- _Task data_
-=-=-=-=-

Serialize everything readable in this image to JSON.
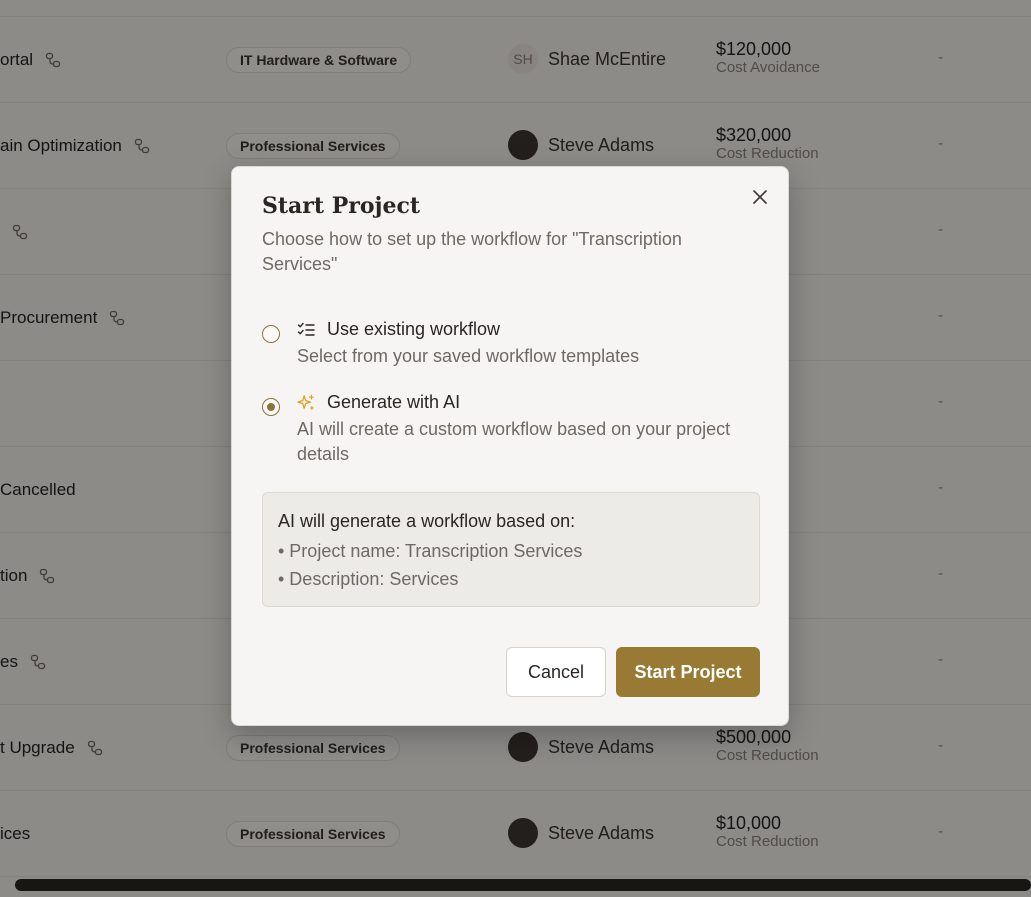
{
  "table": {
    "rows": [
      {
        "name": "ortal",
        "has_link": true,
        "category": "IT Hardware & Software",
        "owner": "Shae McEntire",
        "owner_initials": "SH",
        "amount": "$120,000",
        "value_type": "Cost Avoidance",
        "last": "-"
      },
      {
        "name": "ain Optimization",
        "has_link": true,
        "category": "Professional Services",
        "owner": "Steve Adams",
        "owner_initials": "",
        "amount": "$320,000",
        "value_type": "Cost Reduction",
        "last": "-"
      },
      {
        "name": "",
        "has_link": true,
        "category": "",
        "owner": "",
        "owner_initials": "",
        "amount": "",
        "value_type": "",
        "last": "-"
      },
      {
        "name": "Procurement",
        "has_link": true,
        "category": "",
        "owner": "",
        "owner_initials": "",
        "amount": "",
        "value_type": "",
        "last": "-"
      },
      {
        "name": "",
        "has_link": false,
        "category": "",
        "owner": "",
        "owner_initials": "",
        "amount": "",
        "value_type": "",
        "last": "-"
      },
      {
        "name": "Cancelled",
        "has_link": false,
        "category": "",
        "owner": "",
        "owner_initials": "",
        "amount": "",
        "value_type": "",
        "last": "-"
      },
      {
        "name": "tion",
        "has_link": true,
        "category": "",
        "owner": "",
        "owner_initials": "",
        "amount": "",
        "value_type": "",
        "last": "-"
      },
      {
        "name": "es",
        "has_link": true,
        "category": "",
        "owner": "",
        "owner_initials": "",
        "amount": "",
        "value_type": "",
        "last": "-"
      },
      {
        "name": "t Upgrade",
        "has_link": true,
        "category": "Professional Services",
        "owner": "Steve Adams",
        "owner_initials": "",
        "amount": "$500,000",
        "value_type": "Cost Reduction",
        "last": "-"
      },
      {
        "name": "ices",
        "has_link": false,
        "category": "Professional Services",
        "owner": "Steve Adams",
        "owner_initials": "",
        "amount": "$10,000",
        "value_type": "Cost Reduction",
        "last": "-"
      }
    ]
  },
  "modal": {
    "title": "Start Project",
    "description": "Choose how to set up the workflow for \"Transcription Services\"",
    "options": [
      {
        "label": "Use existing workflow",
        "description": "Select from your saved workflow templates",
        "selected": false,
        "icon": "list-checks-icon"
      },
      {
        "label": "Generate with AI",
        "description": "AI will create a custom workflow based on your project details",
        "selected": true,
        "icon": "sparkles-icon"
      }
    ],
    "info": {
      "title": "AI will generate a workflow based on:",
      "lines": [
        "• Project name: Transcription Services",
        "• Description: Services"
      ]
    },
    "cancel_label": "Cancel",
    "start_label": "Start Project"
  },
  "colors": {
    "accent": "#987a34",
    "overlay": "rgba(0,0,0,0.42)",
    "ai_icon": "#e0a020"
  }
}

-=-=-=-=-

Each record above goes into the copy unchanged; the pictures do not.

- _Task result_
Serialize everything readable in this image to JSON.
{
  "table": {
    "rows": [
      {
        "name": "ortal",
        "has_link": true,
        "category": "IT Hardware & Software",
        "owner": "Shae McEntire",
        "owner_initials": "SH",
        "amount": "$120,000",
        "value_type": "Cost Avoidance",
        "last": "-"
      },
      {
        "name": "ain Optimization",
        "has_link": true,
        "category": "Professional Services",
        "owner": "Steve Adams",
        "owner_initials": "",
        "amount": "$320,000",
        "value_type": "Cost Reduction",
        "last": "-"
      },
      {
        "name": "",
        "has_link": true,
        "category": "",
        "owner": "",
        "owner_initials": "",
        "amount": "",
        "value_type": "",
        "last": "-"
      },
      {
        "name": "Procurement",
        "has_link": true,
        "category": "",
        "owner": "",
        "owner_initials": "",
        "amount": "",
        "value_type": "",
        "last": "-"
      },
      {
        "name": "",
        "has_link": false,
        "category": "",
        "owner": "",
        "owner_initials": "",
        "amount": "",
        "value_type": "",
        "last": "-"
      },
      {
        "name": "Cancelled",
        "has_link": false,
        "category": "",
        "owner": "",
        "owner_initials": "",
        "amount": "",
        "value_type": "",
        "last": "-"
      },
      {
        "name": "tion",
        "has_link": true,
        "category": "",
        "owner": "",
        "owner_initials": "",
        "amount": "",
        "value_type": "",
        "last": "-"
      },
      {
        "name": "es",
        "has_link": true,
        "category": "",
        "owner": "",
        "owner_initials": "",
        "amount": "",
        "value_type": "",
        "last": "-"
      },
      {
        "name": "t Upgrade",
        "has_link": true,
        "category": "Professional Services",
        "owner": "Steve Adams",
        "owner_initials": "",
        "amount": "$500,000",
        "value_type": "Cost Reduction",
        "last": "-"
      },
      {
        "name": "ices",
        "has_link": false,
        "category": "Professional Services",
        "owner": "Steve Adams",
        "owner_initials": "",
        "amount": "$10,000",
        "value_type": "Cost Reduction",
        "last": "-"
      }
    ]
  },
  "modal": {
    "title": "Start Project",
    "description": "Choose how to set up the workflow for \"Transcription Services\"",
    "options": [
      {
        "label": "Use existing workflow",
        "description": "Select from your saved workflow templates",
        "selected": false,
        "icon": "list-checks-icon"
      },
      {
        "label": "Generate with AI",
        "description": "AI will create a custom workflow based on your project details",
        "selected": true,
        "icon": "sparkles-icon"
      }
    ],
    "info": {
      "title": "AI will generate a workflow based on:",
      "lines": [
        "• Project name: Transcription Services",
        "• Description: Services"
      ]
    },
    "cancel_label": "Cancel",
    "start_label": "Start Project"
  },
  "colors": {
    "accent": "#987a34",
    "overlay": "rgba(0,0,0,0.42)",
    "ai_icon": "#e0a020"
  }
}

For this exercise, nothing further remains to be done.